As spring starts to arrive with the warming weather animals begin to stir from their winter hibernation and set off in search of a mate. However, the early blooms along our hedgerows don't just signify the start of seasonal change, it is also the beginning of an annual event that is deeply troubling.
In order to reach their traditional spawning ponds, thousands of toads (along with frogs and newts) are forced to venture across roads and are often killed in the process, which has inevitably led to drastic declines in their population numbers, particularly in southern parts of the UK.
However, one charity has devised a way to try and help these sluggish amphibians to cross our busy roads by setting up the Toads On Roads project.

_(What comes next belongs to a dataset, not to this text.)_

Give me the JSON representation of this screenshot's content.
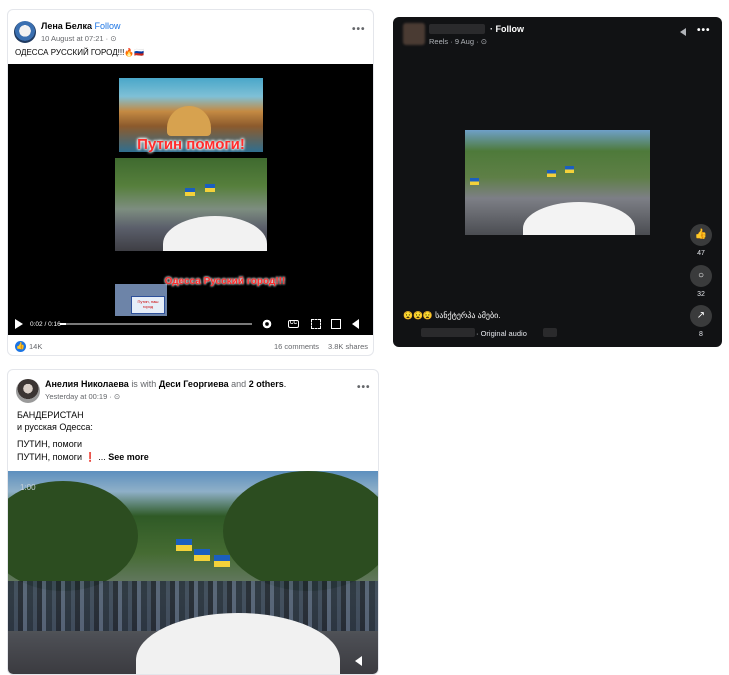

Froglife is a national wildlife charity that is dedicated to the conservation of both amphibians and reptiles, and the habitats that they depend on.
Every year, they oversee nearly 700 toad crossings throughout the UK, when volunteers are encouraged to help migrating toads from one side of the tarmac to the other safely, with their records showing that they have saved thousands of individuals in the process.
The Toads on Roads project is easy to take part in and your help would be much appreciated (particularly on wetter evenings when more and more toads are trying to reach their spawning grounds). By looking at their map
you can see if there is already a project going on close to you, but ensure safety at all times by wearing high-visibility clothing.
For more information about the project and the other work that Froglife does to protect our amphibians, please visit their website.